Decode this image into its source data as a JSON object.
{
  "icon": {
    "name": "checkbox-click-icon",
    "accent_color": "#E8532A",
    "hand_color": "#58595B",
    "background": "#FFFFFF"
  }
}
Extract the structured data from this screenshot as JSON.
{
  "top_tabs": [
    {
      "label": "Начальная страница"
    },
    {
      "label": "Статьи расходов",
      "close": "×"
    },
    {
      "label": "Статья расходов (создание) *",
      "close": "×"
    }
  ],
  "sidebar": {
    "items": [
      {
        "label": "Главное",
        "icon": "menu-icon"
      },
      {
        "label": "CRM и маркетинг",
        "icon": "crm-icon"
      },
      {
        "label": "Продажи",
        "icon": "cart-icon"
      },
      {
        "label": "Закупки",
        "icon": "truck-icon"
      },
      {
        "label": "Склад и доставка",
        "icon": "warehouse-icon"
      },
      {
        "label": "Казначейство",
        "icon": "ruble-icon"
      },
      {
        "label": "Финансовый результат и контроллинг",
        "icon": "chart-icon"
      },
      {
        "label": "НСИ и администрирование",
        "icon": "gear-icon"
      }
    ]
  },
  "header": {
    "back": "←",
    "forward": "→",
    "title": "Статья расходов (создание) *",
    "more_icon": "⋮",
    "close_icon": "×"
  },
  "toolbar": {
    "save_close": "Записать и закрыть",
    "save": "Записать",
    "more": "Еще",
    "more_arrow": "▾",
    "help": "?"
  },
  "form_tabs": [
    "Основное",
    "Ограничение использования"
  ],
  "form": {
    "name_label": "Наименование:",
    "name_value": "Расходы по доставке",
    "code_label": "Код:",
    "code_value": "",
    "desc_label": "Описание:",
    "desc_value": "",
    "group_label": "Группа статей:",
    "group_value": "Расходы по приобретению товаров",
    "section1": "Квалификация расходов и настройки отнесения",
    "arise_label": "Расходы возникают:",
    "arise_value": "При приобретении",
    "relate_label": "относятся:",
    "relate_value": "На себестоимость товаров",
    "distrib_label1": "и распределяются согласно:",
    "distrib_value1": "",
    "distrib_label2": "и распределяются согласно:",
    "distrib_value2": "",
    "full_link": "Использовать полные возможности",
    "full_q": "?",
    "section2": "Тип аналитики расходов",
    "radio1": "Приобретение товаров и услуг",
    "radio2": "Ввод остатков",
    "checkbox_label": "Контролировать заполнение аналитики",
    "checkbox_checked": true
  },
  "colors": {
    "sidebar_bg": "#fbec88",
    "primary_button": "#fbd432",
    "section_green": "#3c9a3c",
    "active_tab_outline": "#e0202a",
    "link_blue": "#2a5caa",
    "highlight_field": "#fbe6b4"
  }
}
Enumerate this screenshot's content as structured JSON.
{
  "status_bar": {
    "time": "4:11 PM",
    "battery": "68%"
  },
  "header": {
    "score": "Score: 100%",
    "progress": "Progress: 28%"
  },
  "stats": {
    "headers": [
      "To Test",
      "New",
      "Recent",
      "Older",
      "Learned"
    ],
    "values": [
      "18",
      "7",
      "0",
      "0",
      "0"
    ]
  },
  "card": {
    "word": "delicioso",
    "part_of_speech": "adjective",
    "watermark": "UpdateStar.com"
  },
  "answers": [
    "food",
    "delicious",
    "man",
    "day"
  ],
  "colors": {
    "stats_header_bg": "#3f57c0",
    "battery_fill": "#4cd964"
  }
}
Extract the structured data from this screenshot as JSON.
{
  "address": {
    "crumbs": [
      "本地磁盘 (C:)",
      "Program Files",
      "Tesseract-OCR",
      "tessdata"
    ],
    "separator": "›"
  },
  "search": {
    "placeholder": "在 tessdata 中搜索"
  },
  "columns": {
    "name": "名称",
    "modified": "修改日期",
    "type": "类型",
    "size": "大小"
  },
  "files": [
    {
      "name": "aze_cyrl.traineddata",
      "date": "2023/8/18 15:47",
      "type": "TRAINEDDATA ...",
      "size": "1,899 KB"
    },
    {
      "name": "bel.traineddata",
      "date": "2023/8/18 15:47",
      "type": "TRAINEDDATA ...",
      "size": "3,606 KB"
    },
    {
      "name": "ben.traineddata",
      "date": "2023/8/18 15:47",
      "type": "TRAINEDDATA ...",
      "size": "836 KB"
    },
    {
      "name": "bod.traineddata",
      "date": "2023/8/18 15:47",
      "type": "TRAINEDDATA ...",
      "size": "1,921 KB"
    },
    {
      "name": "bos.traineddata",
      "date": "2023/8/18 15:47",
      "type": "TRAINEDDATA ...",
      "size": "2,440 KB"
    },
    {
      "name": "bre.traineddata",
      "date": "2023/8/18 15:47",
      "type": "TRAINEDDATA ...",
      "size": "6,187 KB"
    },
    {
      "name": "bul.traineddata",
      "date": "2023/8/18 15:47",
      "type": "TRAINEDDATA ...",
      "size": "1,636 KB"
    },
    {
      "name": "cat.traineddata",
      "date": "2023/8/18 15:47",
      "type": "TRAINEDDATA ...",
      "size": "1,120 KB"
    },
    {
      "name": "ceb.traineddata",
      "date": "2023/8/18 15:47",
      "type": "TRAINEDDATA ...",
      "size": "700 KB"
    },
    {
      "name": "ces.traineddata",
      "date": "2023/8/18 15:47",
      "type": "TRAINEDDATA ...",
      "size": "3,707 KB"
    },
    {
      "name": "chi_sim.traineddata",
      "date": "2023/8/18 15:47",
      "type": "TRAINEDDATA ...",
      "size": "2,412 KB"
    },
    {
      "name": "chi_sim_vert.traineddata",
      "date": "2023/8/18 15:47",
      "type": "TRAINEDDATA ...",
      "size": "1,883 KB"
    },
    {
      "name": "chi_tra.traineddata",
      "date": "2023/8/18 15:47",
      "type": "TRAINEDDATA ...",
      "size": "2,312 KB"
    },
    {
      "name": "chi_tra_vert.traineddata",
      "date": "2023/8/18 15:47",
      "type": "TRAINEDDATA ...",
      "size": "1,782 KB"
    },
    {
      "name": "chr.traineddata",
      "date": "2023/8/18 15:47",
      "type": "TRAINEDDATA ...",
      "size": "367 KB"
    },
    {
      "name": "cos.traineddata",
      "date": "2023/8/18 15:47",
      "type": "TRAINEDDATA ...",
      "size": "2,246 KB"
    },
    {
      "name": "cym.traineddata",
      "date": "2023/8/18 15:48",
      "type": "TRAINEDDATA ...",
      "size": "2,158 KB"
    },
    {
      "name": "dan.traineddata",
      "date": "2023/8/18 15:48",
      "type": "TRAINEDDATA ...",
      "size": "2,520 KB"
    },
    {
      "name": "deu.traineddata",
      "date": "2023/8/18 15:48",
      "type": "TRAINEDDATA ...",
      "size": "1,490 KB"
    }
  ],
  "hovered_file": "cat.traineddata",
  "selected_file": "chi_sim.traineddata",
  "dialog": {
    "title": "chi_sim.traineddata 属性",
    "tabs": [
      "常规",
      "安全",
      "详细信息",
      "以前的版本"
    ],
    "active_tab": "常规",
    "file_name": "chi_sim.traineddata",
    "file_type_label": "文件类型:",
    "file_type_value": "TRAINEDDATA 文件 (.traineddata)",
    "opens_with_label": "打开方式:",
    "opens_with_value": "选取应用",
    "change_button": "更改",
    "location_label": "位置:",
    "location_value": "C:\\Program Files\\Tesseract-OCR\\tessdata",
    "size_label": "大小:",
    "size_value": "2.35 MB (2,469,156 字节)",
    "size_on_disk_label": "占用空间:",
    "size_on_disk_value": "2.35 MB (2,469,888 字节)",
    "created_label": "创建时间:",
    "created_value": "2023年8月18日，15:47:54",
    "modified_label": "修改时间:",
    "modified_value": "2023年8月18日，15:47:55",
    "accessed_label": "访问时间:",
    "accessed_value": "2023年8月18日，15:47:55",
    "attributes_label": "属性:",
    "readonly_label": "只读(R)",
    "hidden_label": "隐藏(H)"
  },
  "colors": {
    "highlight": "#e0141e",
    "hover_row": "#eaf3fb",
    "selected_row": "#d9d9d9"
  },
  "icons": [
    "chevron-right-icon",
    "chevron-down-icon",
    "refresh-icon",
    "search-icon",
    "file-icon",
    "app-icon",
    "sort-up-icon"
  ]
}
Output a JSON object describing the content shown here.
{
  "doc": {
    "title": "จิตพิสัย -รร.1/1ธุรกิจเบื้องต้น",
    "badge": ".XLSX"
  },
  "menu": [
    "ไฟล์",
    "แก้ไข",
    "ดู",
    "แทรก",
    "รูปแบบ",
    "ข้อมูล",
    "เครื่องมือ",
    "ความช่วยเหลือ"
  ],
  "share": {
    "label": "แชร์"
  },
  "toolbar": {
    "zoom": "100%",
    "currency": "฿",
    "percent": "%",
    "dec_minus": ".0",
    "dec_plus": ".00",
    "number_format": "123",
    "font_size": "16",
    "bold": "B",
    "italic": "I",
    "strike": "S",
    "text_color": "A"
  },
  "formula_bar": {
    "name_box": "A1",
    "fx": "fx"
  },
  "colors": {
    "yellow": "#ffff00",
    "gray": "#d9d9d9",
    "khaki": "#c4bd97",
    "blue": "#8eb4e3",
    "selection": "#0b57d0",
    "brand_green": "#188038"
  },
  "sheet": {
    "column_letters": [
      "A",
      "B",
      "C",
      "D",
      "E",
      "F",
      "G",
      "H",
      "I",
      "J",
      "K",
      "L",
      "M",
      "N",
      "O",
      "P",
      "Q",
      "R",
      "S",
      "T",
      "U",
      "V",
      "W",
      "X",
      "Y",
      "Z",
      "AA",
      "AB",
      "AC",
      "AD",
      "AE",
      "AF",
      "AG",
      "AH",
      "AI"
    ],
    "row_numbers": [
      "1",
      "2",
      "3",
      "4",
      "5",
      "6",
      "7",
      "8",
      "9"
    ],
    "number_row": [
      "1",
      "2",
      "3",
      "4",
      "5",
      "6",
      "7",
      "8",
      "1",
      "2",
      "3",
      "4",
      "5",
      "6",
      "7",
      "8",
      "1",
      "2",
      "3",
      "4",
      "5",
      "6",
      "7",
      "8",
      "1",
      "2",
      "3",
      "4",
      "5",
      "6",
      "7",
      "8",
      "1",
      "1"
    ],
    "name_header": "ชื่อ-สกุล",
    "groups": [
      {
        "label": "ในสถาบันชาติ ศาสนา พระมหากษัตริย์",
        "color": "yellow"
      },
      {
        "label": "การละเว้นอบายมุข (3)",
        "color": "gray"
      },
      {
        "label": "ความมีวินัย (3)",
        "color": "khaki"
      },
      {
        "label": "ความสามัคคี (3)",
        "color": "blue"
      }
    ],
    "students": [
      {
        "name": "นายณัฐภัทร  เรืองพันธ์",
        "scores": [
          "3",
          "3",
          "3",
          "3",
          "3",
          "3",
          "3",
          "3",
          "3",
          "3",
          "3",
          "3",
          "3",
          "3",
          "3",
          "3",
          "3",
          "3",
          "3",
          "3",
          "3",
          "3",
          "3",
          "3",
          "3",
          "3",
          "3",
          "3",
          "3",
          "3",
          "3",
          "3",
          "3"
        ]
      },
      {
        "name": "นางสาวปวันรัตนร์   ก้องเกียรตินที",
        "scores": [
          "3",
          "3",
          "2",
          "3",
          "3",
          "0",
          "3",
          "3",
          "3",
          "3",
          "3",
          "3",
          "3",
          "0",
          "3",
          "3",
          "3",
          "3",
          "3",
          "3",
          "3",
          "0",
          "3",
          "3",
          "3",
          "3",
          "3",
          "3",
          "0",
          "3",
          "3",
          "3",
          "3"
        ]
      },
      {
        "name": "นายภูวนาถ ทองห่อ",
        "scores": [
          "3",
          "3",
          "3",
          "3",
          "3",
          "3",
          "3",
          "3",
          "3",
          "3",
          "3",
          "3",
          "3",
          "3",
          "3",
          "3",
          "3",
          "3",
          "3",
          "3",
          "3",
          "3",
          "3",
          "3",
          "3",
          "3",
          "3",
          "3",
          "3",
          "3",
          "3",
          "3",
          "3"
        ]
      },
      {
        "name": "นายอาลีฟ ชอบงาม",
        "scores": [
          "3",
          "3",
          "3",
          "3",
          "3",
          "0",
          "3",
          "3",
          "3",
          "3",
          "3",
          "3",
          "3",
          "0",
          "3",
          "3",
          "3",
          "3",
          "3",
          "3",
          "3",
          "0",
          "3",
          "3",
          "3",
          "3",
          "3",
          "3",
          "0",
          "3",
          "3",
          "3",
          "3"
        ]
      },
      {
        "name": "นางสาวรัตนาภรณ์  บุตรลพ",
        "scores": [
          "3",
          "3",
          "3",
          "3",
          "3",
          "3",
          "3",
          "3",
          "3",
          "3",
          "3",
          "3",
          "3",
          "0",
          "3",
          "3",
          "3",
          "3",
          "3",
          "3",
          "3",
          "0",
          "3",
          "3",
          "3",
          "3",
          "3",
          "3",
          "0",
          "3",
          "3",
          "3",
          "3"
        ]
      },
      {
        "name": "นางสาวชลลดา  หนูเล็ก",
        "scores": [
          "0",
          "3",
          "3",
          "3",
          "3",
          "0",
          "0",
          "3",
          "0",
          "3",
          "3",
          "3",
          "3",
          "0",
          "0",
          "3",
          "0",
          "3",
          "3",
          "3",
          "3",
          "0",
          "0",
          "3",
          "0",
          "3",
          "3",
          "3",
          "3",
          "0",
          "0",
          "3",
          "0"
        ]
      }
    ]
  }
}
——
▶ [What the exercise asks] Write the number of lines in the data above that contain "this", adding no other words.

▶ [Output] 4